With social media increasingly taking center stage in student crimes, such as the recent shooting at Socastee High School, the South Carolina Department of Education is taking steps according to federal law to educate students on Internet safety and the appropriate use of social media.
Director of Internal Technology for the SC Department of Education Don Cantrell says the Broadband Data Improvement Act, which was passed at the end of the Bush administration, “states that public schools and libraries in K through 12 must provide Internet safety awareness in their curriculum.”
On September 21, a 14-year-old Socastee High freshman was arrested for firing a shot a the school resource officer and bringing pipe bombs to school. As early as August 23 and up to moments before the shooting, the student was using his Twitter page to post threatening messages. Within the past month, at least three other high school students have been charged with posting threats on Facebook and other websites.
According to Cantrell, the issue goes beyond Internet safety from predators to social media sense.
No longer is it just Internet safety–we’ve come beyond that. Now with the introduction of cell phones in our young people’s lives, other mobile media devices like iPads, even video gaming, all give access to communications to other people and socializing.

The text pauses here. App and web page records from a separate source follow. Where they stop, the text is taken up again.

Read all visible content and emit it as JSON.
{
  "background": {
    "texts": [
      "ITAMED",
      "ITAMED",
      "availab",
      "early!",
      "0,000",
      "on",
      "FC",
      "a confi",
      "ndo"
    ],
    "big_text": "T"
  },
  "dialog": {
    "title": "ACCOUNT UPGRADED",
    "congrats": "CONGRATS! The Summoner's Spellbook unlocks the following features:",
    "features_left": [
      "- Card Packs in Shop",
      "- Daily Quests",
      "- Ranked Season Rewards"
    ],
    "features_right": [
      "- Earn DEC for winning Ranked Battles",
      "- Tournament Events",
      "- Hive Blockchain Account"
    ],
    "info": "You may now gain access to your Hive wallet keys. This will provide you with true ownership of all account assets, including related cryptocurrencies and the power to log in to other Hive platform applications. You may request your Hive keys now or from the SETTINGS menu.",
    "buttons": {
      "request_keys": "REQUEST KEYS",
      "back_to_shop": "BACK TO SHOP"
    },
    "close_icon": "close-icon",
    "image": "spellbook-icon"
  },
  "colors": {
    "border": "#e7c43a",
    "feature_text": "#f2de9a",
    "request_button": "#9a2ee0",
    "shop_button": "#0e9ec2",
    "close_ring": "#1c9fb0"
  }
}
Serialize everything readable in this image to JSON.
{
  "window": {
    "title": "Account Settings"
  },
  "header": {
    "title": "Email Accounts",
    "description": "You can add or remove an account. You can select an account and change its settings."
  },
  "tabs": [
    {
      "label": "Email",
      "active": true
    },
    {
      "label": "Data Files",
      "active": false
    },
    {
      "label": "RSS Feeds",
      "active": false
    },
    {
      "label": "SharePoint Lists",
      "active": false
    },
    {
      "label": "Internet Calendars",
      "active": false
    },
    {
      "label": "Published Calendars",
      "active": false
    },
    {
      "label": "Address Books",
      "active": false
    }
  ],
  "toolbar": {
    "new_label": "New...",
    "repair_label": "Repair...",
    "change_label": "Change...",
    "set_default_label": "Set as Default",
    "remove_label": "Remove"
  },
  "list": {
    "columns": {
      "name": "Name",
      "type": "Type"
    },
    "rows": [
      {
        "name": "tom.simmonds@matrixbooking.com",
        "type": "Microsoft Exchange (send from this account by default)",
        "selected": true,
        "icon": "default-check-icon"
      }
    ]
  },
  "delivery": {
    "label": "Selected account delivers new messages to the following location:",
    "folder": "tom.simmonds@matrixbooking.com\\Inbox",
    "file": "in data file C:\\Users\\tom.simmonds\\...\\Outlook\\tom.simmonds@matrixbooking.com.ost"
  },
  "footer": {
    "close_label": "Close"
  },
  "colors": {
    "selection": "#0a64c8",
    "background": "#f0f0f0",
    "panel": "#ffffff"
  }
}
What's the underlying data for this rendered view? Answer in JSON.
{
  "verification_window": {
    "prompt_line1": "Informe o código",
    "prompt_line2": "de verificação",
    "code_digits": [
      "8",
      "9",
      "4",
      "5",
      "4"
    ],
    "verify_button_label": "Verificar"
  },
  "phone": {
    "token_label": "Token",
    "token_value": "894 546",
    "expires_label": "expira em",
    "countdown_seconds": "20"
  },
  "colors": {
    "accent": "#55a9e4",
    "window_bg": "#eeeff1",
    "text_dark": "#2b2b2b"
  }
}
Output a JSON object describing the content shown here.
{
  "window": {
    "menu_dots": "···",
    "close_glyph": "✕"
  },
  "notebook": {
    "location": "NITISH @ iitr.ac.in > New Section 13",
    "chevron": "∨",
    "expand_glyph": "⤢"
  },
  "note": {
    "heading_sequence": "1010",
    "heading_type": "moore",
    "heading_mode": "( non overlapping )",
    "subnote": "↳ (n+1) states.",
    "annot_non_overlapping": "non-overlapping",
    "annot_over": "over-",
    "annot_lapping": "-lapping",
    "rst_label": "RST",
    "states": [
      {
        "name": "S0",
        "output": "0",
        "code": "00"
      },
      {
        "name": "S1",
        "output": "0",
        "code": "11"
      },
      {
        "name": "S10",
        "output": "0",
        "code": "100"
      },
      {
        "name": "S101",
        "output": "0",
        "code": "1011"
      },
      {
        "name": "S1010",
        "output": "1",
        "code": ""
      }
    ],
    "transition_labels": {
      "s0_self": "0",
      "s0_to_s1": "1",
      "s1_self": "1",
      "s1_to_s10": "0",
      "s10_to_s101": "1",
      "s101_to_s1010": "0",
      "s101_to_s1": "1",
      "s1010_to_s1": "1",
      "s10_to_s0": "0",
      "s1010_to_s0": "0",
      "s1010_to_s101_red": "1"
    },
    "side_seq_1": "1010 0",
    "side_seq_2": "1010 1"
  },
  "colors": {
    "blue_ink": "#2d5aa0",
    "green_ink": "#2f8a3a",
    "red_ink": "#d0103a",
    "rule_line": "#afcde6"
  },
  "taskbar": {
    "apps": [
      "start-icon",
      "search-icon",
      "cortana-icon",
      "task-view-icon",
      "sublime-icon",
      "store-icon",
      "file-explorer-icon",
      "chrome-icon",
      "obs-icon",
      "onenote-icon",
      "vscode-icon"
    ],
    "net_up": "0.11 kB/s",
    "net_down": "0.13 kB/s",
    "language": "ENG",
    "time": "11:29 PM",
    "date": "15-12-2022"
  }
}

While there is no direct funding, no guidelines for how to implement programs and no requirement for the state Department of Education to oversee these online classes, Cantrell says parents and teachers can teach their students to use some common sense.
If our young people can come to the plate and help educate their parents and those around them with the technology aspects of things, then the parents can come to the plate and help educate and support and nurture their young people with life’s lessons and to learn how to be critical thinkers when they’re online. A lot of what our young people are doing that are getting them in trouble are just plain old common sense things that older people can see.
With the shooting incident in Socastee, many wonder why the shooter’s Twitter threats were never reported. Cantrell reminds students that all consumers are responsible not only for their own posts, but others’ as well.
Whether it’s inappropriate material on Twitter, on Facebook, Myspace, Youtube or what have you, our young people need to realize that it’s their obligation–it’s their responsibility–to be good consumers themselves and report that to a trusted adult.
Cantrell’s best advice for students is to step in the shoes of someone else.
AUDIO: Cantrell says to read social media through the eyes of parents, predators, and potential employers (:58)